### Task item
Every line in the data below has to be repeated exactly; no picture belongs in the result.

[Opening Materials provided section]

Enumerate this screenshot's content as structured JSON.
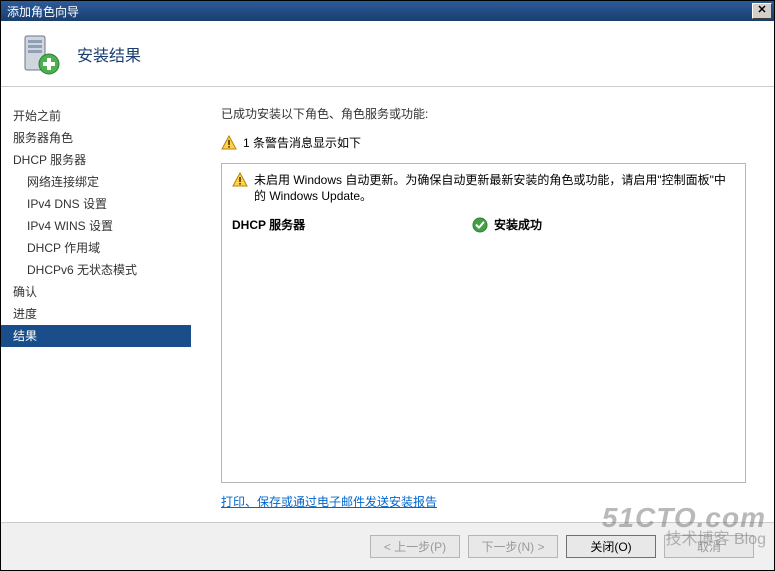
{
  "window": {
    "title": "添加角色向导"
  },
  "header": {
    "title": "安装结果"
  },
  "sidebar": {
    "items": [
      {
        "label": "开始之前",
        "sub": false,
        "selected": false
      },
      {
        "label": "服务器角色",
        "sub": false,
        "selected": false
      },
      {
        "label": "DHCP 服务器",
        "sub": false,
        "selected": false
      },
      {
        "label": "网络连接绑定",
        "sub": true,
        "selected": false
      },
      {
        "label": "IPv4 DNS 设置",
        "sub": true,
        "selected": false
      },
      {
        "label": "IPv4 WINS 设置",
        "sub": true,
        "selected": false
      },
      {
        "label": "DHCP 作用域",
        "sub": true,
        "selected": false
      },
      {
        "label": "DHCPv6 无状态模式",
        "sub": true,
        "selected": false
      },
      {
        "label": "确认",
        "sub": false,
        "selected": false
      },
      {
        "label": "进度",
        "sub": false,
        "selected": false
      },
      {
        "label": "结果",
        "sub": false,
        "selected": true
      }
    ]
  },
  "content": {
    "intro": "已成功安装以下角色、角色服务或功能:",
    "warning_summary": "1 条警告消息显示如下",
    "info_message": "未启用 Windows 自动更新。为确保自动更新最新安装的角色或功能，请启用\"控制面板\"中的 Windows Update。",
    "status": {
      "label": "DHCP 服务器",
      "value": "安装成功"
    },
    "link": "打印、保存或通过电子邮件发送安装报告"
  },
  "buttons": {
    "prev": "< 上一步(P)",
    "next": "下一步(N) >",
    "close": "关闭(O)",
    "cancel": "取消"
  },
  "watermark": {
    "line1": "51CTO.com",
    "line2": "技术博客  Blog"
  }
}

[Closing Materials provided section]

### Response to the task
Enumerate this screenshot's content as structured JSON.
{
  "window": {
    "title": "添加角色向导"
  },
  "header": {
    "title": "安装结果"
  },
  "sidebar": {
    "items": [
      {
        "label": "开始之前",
        "sub": false,
        "selected": false
      },
      {
        "label": "服务器角色",
        "sub": false,
        "selected": false
      },
      {
        "label": "DHCP 服务器",
        "sub": false,
        "selected": false
      },
      {
        "label": "网络连接绑定",
        "sub": true,
        "selected": false
      },
      {
        "label": "IPv4 DNS 设置",
        "sub": true,
        "selected": false
      },
      {
        "label": "IPv4 WINS 设置",
        "sub": true,
        "selected": false
      },
      {
        "label": "DHCP 作用域",
        "sub": true,
        "selected": false
      },
      {
        "label": "DHCPv6 无状态模式",
        "sub": true,
        "selected": false
      },
      {
        "label": "确认",
        "sub": false,
        "selected": false
      },
      {
        "label": "进度",
        "sub": false,
        "selected": false
      },
      {
        "label": "结果",
        "sub": false,
        "selected": true
      }
    ]
  },
  "content": {
    "intro": "已成功安装以下角色、角色服务或功能:",
    "warning_summary": "1 条警告消息显示如下",
    "info_message": "未启用 Windows 自动更新。为确保自动更新最新安装的角色或功能，请启用\"控制面板\"中的 Windows Update。",
    "status": {
      "label": "DHCP 服务器",
      "value": "安装成功"
    },
    "link": "打印、保存或通过电子邮件发送安装报告"
  },
  "buttons": {
    "prev": "< 上一步(P)",
    "next": "下一步(N) >",
    "close": "关闭(O)",
    "cancel": "取消"
  },
  "watermark": {
    "line1": "51CTO.com",
    "line2": "技术博客  Blog"
  }
}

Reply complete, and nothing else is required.